Editor's note: Since the 1990s when China started to deregulate its housing sector, the push towards a more privatized real estate market has brought both pros and cons. Recently, a leading Professor from Renmin University, wrote an article on his blog questioning the validity of real estate and land pricing. What follows is a direct translation.
On Wednesday, Lu Xinshe, vice-minister of Land and Resources, released a MLR report on prices of land. The report, based on a survey on 620 real estate projects across the country, claims that, in average, land costs only account for 23.2 percent of the real estate prices, lower than many countries such as the US, the UK, Japan, South Korea and Singapore.
It implies that land prices cannot be blamed for the rocketing costs of housing.
However, if the methods of the survey are looked at closely, we see it did not follow statistical rules and scientific methodology.
Though the Ministry of Land and Resources said it had surveyed 620 projects, for a country as vast as China, they should have polled at least thousands of samples. The methods of sampling are not revealed, too, leading to more doubts on whether it could reflect the whole picture of China's real estate market.

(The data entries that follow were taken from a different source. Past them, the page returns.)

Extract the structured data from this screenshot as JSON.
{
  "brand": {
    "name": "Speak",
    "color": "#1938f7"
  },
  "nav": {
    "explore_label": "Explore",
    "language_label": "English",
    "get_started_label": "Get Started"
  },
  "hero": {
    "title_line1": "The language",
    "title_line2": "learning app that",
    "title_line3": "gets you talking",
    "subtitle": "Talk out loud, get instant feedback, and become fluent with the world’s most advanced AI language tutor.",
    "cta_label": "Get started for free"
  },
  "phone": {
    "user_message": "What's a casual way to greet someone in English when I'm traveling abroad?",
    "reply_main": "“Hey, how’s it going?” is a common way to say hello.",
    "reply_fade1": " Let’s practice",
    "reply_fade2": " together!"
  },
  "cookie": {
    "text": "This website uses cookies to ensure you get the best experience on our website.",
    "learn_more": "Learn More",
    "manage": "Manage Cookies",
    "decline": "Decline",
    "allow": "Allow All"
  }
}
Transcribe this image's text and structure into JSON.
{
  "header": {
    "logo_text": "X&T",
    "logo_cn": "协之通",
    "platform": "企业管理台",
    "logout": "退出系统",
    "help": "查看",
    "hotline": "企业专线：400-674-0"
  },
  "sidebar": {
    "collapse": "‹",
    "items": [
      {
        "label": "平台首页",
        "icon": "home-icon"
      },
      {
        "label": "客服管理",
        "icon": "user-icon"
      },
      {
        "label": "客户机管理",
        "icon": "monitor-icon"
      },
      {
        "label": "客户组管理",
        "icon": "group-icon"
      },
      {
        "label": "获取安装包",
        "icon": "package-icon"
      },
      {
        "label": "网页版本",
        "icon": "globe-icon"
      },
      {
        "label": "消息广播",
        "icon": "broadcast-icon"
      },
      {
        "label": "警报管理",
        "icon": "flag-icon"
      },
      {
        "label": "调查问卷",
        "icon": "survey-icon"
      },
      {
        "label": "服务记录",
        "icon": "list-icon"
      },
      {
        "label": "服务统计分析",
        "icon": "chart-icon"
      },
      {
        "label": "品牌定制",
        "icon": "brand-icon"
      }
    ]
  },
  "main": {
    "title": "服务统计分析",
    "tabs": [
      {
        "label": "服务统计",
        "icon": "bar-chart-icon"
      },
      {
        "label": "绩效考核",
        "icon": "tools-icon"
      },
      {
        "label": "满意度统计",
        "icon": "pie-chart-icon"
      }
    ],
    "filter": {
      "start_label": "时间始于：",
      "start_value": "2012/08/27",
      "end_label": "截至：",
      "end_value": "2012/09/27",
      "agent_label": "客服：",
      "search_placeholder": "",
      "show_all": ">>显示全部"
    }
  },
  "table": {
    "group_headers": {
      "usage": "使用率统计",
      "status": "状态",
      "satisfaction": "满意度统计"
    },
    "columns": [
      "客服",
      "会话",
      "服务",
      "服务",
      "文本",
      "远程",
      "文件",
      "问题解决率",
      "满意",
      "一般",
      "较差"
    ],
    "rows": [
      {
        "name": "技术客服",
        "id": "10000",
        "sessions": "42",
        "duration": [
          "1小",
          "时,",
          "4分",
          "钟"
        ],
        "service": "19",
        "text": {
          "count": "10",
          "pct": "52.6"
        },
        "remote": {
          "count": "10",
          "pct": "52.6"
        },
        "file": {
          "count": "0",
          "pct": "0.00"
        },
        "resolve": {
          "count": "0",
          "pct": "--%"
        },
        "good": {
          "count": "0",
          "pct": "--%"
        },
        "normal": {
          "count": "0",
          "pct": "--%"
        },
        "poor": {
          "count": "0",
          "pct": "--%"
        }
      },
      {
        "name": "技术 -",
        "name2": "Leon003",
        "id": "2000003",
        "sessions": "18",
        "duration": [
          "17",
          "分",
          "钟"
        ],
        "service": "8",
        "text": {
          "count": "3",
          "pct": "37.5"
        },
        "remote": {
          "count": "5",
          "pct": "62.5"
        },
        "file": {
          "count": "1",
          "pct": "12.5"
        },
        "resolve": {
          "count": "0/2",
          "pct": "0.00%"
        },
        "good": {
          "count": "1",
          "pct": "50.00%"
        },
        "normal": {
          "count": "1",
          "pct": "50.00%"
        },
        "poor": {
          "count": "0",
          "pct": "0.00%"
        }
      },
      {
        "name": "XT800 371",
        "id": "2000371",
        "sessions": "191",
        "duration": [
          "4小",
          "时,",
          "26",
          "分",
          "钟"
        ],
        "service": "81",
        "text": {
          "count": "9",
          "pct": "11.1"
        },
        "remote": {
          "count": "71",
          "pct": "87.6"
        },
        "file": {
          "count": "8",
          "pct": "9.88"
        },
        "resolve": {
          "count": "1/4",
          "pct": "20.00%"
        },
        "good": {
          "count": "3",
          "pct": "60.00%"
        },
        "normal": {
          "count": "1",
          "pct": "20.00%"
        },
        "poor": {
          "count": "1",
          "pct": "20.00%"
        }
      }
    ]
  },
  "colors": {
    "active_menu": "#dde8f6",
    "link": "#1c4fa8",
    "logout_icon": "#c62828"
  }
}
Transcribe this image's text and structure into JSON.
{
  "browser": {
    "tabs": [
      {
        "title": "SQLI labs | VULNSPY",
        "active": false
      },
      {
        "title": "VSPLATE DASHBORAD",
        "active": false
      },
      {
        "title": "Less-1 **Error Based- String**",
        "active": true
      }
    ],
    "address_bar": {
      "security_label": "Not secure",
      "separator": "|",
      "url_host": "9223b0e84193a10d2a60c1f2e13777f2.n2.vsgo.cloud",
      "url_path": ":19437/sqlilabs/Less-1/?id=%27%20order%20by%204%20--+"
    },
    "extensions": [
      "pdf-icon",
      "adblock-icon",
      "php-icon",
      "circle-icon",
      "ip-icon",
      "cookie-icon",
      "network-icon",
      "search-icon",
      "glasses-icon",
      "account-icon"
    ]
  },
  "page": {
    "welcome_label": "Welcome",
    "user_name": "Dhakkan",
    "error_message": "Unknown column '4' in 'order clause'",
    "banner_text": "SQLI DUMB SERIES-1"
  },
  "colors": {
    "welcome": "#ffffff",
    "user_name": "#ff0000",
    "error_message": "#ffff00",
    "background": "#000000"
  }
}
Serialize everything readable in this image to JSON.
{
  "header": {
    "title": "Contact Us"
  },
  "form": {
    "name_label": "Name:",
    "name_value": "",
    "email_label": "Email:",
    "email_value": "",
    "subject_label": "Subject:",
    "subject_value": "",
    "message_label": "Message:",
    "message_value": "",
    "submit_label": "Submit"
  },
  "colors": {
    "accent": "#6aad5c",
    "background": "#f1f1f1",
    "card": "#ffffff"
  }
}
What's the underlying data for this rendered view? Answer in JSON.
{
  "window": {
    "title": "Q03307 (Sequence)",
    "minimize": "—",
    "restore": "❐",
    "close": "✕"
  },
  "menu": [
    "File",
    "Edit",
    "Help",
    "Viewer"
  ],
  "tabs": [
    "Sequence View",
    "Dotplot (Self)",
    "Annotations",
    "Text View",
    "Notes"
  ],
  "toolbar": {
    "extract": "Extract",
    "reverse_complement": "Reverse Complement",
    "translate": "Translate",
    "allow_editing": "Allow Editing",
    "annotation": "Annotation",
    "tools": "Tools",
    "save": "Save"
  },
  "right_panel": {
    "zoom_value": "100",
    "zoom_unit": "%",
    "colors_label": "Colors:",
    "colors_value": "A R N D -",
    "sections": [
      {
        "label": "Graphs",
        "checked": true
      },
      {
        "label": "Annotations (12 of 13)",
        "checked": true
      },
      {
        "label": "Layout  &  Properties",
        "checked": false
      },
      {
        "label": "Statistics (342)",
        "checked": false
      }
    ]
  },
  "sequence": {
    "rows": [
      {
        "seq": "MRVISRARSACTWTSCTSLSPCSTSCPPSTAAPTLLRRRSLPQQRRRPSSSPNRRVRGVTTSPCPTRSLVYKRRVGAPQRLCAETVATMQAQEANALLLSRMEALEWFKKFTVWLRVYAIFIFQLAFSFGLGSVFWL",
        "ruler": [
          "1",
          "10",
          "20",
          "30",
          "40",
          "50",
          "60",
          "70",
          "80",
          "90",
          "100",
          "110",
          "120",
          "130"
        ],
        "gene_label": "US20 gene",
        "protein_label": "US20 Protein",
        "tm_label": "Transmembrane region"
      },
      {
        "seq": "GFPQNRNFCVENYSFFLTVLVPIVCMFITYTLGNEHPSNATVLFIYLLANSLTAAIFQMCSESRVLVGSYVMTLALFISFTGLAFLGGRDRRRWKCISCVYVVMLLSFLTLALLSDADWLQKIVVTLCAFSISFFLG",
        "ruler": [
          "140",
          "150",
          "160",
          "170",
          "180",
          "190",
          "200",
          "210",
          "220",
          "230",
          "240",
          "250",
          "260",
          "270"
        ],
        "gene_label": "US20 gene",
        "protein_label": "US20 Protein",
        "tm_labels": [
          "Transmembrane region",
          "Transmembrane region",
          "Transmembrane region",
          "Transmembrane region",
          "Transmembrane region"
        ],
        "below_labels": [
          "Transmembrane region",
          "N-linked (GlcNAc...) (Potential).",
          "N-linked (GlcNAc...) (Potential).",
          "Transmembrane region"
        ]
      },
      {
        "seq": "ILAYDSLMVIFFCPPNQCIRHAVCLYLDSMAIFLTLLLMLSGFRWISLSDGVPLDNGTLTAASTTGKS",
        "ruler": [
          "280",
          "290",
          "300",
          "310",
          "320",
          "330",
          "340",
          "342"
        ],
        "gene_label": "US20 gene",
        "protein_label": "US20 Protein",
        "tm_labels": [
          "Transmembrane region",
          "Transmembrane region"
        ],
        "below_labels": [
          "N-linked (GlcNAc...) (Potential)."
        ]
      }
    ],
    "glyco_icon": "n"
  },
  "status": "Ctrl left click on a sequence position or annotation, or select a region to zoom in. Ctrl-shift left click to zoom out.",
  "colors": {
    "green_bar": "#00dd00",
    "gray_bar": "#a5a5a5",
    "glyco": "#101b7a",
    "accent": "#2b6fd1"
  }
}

Another flaw in the method of conducting the survey was that the ministry sent out forms to local authorities and real estate developers to fill in information about land prices.
To offer a trustworthy report on the land and housing prices, the best way is to commission an independent non-governmental agency or agencies to conduct the survey. Since independent agencies are not stakeholders in the real estate market, their surveys should be relatively authentic and reliable.
A non-governmental organization released a similar report on land and housing prices in March.
The All-China Federation of Industry and Commerce released its survey results, which showed land prices accounted for 58.2 percent of the housing costs.
Judging from common sense and experience, the figure seemed closer to reality.
The survey should also consider the regional imbalance of housing prices. In many metropolises, such as Beijing, Shanghai, Guangzhou, Shenzhen and Hangzhou, housing prices have become unaffordable for families with low and medium incomes. Separate figures for these cities should be recorded and made public.
Zheng Fengtian, a professor at the Renmin University